In this interdisciplinary study, Verónica Salles-Reese explores how Andean myths of cosmic and ethnic origins centered on Lake Titicaca evolved from pre-Inca times to the enthronement of the Virgin of Copaca-bana in 1583. She begins by describing the myths of the Kolla (pre-Inca) people and shows how their Inca conquerors attempted to establish legitimacy by reconciling their myths of cosmic and ethnic origin with the Kolla myths. She also shows how a similar pattern occurred when the Inca were conquered in turn by the Spanish.
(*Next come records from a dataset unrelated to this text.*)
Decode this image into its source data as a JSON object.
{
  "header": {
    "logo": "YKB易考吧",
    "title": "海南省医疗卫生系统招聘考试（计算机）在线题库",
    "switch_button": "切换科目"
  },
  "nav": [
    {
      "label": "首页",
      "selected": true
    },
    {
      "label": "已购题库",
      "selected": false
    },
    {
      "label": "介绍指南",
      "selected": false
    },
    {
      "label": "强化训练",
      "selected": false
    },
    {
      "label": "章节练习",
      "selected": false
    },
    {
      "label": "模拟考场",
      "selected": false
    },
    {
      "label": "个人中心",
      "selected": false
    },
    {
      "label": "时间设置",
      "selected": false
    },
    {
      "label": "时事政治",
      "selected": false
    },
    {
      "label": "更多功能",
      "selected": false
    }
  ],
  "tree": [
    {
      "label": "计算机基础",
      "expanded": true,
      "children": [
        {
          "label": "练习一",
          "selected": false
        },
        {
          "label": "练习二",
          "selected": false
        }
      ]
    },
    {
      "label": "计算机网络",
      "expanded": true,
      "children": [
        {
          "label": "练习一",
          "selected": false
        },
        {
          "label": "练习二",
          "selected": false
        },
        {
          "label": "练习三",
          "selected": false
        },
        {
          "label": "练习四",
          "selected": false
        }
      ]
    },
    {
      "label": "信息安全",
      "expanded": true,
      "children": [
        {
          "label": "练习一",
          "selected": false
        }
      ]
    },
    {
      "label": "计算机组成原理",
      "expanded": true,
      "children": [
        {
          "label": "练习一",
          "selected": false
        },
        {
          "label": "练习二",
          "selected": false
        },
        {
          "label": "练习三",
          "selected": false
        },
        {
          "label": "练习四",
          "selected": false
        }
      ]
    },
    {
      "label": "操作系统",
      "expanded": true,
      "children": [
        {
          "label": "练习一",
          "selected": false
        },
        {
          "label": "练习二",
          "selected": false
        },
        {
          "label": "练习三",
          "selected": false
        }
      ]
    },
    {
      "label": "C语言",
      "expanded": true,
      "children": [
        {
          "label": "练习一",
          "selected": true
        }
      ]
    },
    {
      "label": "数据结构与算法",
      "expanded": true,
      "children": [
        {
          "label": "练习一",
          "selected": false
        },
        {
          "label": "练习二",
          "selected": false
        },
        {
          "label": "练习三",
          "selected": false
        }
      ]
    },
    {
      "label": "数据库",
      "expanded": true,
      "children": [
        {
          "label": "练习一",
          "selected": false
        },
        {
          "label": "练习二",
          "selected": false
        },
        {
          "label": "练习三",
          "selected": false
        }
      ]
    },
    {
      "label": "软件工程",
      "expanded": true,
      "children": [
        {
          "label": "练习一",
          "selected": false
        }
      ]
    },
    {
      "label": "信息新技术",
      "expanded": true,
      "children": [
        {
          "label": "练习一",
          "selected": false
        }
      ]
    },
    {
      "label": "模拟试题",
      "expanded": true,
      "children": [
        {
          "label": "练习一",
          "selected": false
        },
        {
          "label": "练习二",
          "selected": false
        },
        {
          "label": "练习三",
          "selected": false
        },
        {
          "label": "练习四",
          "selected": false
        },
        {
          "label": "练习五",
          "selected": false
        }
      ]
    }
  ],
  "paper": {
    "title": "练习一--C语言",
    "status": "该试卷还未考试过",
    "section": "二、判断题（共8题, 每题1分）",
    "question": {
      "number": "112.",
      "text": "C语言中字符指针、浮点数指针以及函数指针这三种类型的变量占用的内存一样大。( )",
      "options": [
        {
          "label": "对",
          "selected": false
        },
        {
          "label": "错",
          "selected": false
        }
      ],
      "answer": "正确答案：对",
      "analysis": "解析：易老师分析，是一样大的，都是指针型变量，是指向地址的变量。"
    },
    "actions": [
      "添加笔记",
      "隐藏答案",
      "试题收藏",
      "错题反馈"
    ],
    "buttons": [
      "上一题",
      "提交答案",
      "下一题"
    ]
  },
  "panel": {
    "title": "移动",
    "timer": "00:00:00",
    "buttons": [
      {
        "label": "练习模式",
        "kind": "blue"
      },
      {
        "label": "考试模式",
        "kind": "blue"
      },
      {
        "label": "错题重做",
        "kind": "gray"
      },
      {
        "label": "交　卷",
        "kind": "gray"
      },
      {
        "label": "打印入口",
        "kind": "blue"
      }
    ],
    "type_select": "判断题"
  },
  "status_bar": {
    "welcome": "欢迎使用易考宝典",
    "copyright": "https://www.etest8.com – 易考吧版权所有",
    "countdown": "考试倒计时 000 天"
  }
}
This research explains why Lake Titicaca continues to occupy a central place in Andean thought despite the major cultural disruptions that have characterized the region's history. This book will be a touchstone in the field of Colonial literature and an important reference for Andean religious and intellectual history.

1. The Sacred Dimension of Lake Titicaca
2. The Kolia Narrative Cycle
3. The Inca Narrative Cycle
4. The Christian Narrative Cycle: Christ’s Apostle and the Virgin of Copacabana
Appendix: Tito Yupanqui’s Letter
Works Cited

Verónica Salles-Reese is Associate Professor of Colonial Literature at Georgetown University.

"Drawing primarily on numerous Spanish chronicles of the 16th and 17th centuries, Salles-Reese traces the evolution of the sacred in the Lake Titicaca region of the Andes, from pre-Inca times, through the Inca period, and into the era of Spanish Christianization. . . . The author's analysis shows that despite the cultural and chronological distinctiveness of these periods, the chroniclers' narratives provide a portrait of links and continuities between the three."

"This book addresses the key to Latin American culture: mestizaje or the blending of different cultural discourses.... It is very well written; a pleasure to read."

—Mercedes López-Baralt, Professor of Hispanic Studies, University of Puerto Rico